MATERIAL SHOWN:
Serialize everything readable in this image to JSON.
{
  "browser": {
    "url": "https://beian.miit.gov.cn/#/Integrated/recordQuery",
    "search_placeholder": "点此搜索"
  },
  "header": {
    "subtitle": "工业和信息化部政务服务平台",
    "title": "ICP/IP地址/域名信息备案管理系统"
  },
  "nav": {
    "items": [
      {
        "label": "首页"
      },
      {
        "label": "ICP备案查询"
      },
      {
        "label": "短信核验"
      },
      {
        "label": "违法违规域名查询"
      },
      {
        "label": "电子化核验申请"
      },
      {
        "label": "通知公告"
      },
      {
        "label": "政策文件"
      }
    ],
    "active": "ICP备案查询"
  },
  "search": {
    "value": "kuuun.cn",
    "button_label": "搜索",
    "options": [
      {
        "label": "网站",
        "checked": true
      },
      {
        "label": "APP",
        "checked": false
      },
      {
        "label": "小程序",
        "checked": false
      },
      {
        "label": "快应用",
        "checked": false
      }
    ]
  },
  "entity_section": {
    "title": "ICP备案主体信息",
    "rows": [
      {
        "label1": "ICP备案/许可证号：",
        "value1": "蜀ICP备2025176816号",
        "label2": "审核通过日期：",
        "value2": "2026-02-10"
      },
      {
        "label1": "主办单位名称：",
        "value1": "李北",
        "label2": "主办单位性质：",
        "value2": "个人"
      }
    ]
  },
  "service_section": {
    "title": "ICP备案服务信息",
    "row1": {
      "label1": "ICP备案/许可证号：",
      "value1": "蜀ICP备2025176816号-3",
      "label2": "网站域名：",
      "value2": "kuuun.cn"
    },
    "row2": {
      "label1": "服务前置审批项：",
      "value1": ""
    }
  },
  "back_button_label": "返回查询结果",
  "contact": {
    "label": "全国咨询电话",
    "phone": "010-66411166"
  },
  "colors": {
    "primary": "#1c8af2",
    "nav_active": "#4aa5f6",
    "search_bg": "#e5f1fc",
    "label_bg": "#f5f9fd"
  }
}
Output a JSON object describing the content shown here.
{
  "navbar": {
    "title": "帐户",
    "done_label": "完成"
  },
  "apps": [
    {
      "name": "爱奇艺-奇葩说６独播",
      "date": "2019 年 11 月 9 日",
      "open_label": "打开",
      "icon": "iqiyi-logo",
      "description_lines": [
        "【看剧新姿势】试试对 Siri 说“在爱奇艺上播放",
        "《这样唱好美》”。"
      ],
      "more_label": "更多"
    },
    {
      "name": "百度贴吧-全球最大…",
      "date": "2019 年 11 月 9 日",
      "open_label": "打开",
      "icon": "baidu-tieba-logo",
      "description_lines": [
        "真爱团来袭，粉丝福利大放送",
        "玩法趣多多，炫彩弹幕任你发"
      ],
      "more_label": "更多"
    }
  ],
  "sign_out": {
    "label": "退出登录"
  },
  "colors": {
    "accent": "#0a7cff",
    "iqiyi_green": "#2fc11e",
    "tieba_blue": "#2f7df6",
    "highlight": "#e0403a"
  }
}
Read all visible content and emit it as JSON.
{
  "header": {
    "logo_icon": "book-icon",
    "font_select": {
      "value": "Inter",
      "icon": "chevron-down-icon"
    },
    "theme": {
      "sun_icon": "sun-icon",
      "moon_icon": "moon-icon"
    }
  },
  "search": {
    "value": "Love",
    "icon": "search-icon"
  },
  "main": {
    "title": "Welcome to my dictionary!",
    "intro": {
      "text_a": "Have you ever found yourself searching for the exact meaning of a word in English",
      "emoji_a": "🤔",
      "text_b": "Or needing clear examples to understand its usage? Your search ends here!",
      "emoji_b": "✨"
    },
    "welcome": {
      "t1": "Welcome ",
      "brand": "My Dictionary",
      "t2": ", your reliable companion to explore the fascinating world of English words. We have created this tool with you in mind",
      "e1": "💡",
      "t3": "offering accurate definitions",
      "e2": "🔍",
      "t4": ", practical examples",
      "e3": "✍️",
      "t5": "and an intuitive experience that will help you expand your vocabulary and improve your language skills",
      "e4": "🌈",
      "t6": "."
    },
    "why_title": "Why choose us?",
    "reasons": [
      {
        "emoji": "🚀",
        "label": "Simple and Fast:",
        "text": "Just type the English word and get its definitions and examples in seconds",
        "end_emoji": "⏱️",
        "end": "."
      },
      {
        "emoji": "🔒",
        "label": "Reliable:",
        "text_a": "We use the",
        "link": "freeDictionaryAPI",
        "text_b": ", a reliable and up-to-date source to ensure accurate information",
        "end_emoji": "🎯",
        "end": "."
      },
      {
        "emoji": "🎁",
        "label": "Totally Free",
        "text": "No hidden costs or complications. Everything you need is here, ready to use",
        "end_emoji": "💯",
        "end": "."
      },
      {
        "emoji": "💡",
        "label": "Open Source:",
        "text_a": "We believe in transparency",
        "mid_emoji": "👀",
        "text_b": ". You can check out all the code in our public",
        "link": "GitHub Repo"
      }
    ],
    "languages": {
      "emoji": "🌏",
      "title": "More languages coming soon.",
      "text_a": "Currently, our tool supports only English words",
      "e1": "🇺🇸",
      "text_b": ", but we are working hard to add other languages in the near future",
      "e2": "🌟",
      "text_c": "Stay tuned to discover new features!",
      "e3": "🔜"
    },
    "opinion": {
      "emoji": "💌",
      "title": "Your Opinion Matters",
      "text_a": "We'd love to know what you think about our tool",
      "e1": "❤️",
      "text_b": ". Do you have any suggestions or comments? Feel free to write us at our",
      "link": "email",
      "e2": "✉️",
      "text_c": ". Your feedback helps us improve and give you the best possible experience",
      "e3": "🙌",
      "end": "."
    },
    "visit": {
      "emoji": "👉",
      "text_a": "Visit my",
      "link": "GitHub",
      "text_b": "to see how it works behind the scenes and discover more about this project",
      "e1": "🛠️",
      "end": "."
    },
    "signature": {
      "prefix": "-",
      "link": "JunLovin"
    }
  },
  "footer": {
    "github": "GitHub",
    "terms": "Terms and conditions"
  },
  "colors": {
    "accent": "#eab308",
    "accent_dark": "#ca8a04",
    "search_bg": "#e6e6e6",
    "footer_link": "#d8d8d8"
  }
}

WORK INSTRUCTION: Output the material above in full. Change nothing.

ANSWER:
Serialize everything readable in this image to JSON.
{
  "browser": {
    "url": "https://beian.miit.gov.cn/#/Integrated/recordQuery",
    "search_placeholder": "点此搜索"
  },
  "header": {
    "subtitle": "工业和信息化部政务服务平台",
    "title": "ICP/IP地址/域名信息备案管理系统"
  },
  "nav": {
    "items": [
      {
        "label": "首页"
      },
      {
        "label": "ICP备案查询"
      },
      {
        "label": "短信核验"
      },
      {
        "label": "违法违规域名查询"
      },
      {
        "label": "电子化核验申请"
      },
      {
        "label": "通知公告"
      },
      {
        "label": "政策文件"
      }
    ],
    "active": "ICP备案查询"
  },
  "search": {
    "value": "kuuun.cn",
    "button_label": "搜索",
    "options": [
      {
        "label": "网站",
        "checked": true
      },
      {
        "label": "APP",
        "checked": false
      },
      {
        "label": "小程序",
        "checked": false
      },
      {
        "label": "快应用",
        "checked": false
      }
    ]
  },
  "entity_section": {
    "title": "ICP备案主体信息",
    "rows": [
      {
        "label1": "ICP备案/许可证号：",
        "value1": "蜀ICP备2025176816号",
        "label2": "审核通过日期：",
        "value2": "2026-02-10"
      },
      {
        "label1": "主办单位名称：",
        "value1": "李北",
        "label2": "主办单位性质：",
        "value2": "个人"
      }
    ]
  },
  "service_section": {
    "title": "ICP备案服务信息",
    "row1": {
      "label1": "ICP备案/许可证号：",
      "value1": "蜀ICP备2025176816号-3",
      "label2": "网站域名：",
      "value2": "kuuun.cn"
    },
    "row2": {
      "label1": "服务前置审批项：",
      "value1": ""
    }
  },
  "back_button_label": "返回查询结果",
  "contact": {
    "label": "全国咨询电话",
    "phone": "010-66411166"
  },
  "colors": {
    "primary": "#1c8af2",
    "nav_active": "#4aa5f6",
    "search_bg": "#e5f1fc",
    "label_bg": "#f5f9fd"
  }
}
Output a JSON object describing the content shown here.
{
  "navbar": {
    "title": "帐户",
    "done_label": "完成"
  },
  "apps": [
    {
      "name": "爱奇艺-奇葩说６独播",
      "date": "2019 年 11 月 9 日",
      "open_label": "打开",
      "icon": "iqiyi-logo",
      "description_lines": [
        "【看剧新姿势】试试对 Siri 说“在爱奇艺上播放",
        "《这样唱好美》”。"
      ],
      "more_label": "更多"
    },
    {
      "name": "百度贴吧-全球最大…",
      "date": "2019 年 11 月 9 日",
      "open_label": "打开",
      "icon": "baidu-tieba-logo",
      "description_lines": [
        "真爱团来袭，粉丝福利大放送",
        "玩法趣多多，炫彩弹幕任你发"
      ],
      "more_label": "更多"
    }
  ],
  "sign_out": {
    "label": "退出登录"
  },
  "colors": {
    "accent": "#0a7cff",
    "iqiyi_green": "#2fc11e",
    "tieba_blue": "#2f7df6",
    "highlight": "#e0403a"
  }
}
Read all visible content and emit it as JSON.
{
  "header": {
    "logo_icon": "book-icon",
    "font_select": {
      "value": "Inter",
      "icon": "chevron-down-icon"
    },
    "theme": {
      "sun_icon": "sun-icon",
      "moon_icon": "moon-icon"
    }
  },
  "search": {
    "value": "Love",
    "icon": "search-icon"
  },
  "main": {
    "title": "Welcome to my dictionary!",
    "intro": {
      "text_a": "Have you ever found yourself searching for the exact meaning of a word in English",
      "emoji_a": "🤔",
      "text_b": "Or needing clear examples to understand its usage? Your search ends here!",
      "emoji_b": "✨"
    },
    "welcome": {
      "t1": "Welcome ",
      "brand": "My Dictionary",
      "t2": ", your reliable companion to explore the fascinating world of English words. We have created this tool with you in mind",
      "e1": "💡",
      "t3": "offering accurate definitions",
      "e2": "🔍",
      "t4": ", practical examples",
      "e3": "✍️",
      "t5": "and an intuitive experience that will help you expand your vocabulary and improve your language skills",
      "e4": "🌈",
      "t6": "."
    },
    "why_title": "Why choose us?",
    "reasons": [
      {
        "emoji": "🚀",
        "label": "Simple and Fast:",
        "text": "Just type the English word and get its definitions and examples in seconds",
        "end_emoji": "⏱️",
        "end": "."
      },
      {
        "emoji": "🔒",
        "label": "Reliable:",
        "text_a": "We use the",
        "link": "freeDictionaryAPI",
        "text_b": ", a reliable and up-to-date source to ensure accurate information",
        "end_emoji": "🎯",
        "end": "."
      },
      {
        "emoji": "🎁",
        "label": "Totally Free",
        "text": "No hidden costs or complications. Everything you need is here, ready to use",
        "end_emoji": "💯",
        "end": "."
      },
      {
        "emoji": "💡",
        "label": "Open Source:",
        "text_a": "We believe in transparency",
        "mid_emoji": "👀",
        "text_b": ". You can check out all the code in our public",
        "link": "GitHub Repo"
      }
    ],
    "languages": {
      "emoji": "🌏",
      "title": "More languages coming soon.",
      "text_a": "Currently, our tool supports only English words",
      "e1": "🇺🇸",
      "text_b": ", but we are working hard to add other languages in the near future",
      "e2": "🌟",
      "text_c": "Stay tuned to discover new features!",
      "e3": "🔜"
    },
    "opinion": {
      "emoji": "💌",
      "title": "Your Opinion Matters",
      "text_a": "We'd love to know what you think about our tool",
      "e1": "❤️",
      "text_b": ". Do you have any suggestions or comments? Feel free to write us at our",
      "link": "email",
      "e2": "✉️",
      "text_c": ". Your feedback helps us improve and give you the best possible experience",
      "e3": "🙌",
      "end": "."
    },
    "visit": {
      "emoji": "👉",
      "text_a": "Visit my",
      "link": "GitHub",
      "text_b": "to see how it works behind the scenes and discover more about this project",
      "e1": "🛠️",
      "end": "."
    },
    "signature": {
      "prefix": "-",
      "link": "JunLovin"
    }
  },
  "footer": {
    "github": "GitHub",
    "terms": "Terms and conditions"
  },
  "colors": {
    "accent": "#eab308",
    "accent_dark": "#ca8a04",
    "search_bg": "#e6e6e6",
    "footer_link": "#d8d8d8"
  }
}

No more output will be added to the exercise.